# Data to examine
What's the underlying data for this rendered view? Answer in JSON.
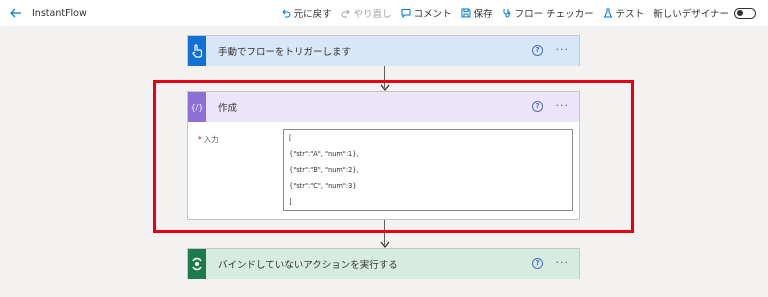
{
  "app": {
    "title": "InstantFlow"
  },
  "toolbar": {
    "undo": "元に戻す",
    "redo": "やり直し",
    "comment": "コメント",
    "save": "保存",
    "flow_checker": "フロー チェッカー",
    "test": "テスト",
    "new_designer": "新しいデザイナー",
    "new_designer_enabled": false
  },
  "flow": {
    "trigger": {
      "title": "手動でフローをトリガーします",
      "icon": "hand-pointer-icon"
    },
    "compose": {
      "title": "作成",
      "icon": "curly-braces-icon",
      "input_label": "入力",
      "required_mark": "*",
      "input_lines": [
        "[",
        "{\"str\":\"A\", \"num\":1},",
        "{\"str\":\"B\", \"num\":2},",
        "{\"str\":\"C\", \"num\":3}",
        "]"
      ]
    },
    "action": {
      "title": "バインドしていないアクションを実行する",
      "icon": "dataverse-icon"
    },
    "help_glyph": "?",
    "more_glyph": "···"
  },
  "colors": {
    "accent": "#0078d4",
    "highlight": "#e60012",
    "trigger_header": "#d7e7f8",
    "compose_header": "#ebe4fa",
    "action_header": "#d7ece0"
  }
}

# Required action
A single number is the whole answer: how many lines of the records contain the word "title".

# Task result
4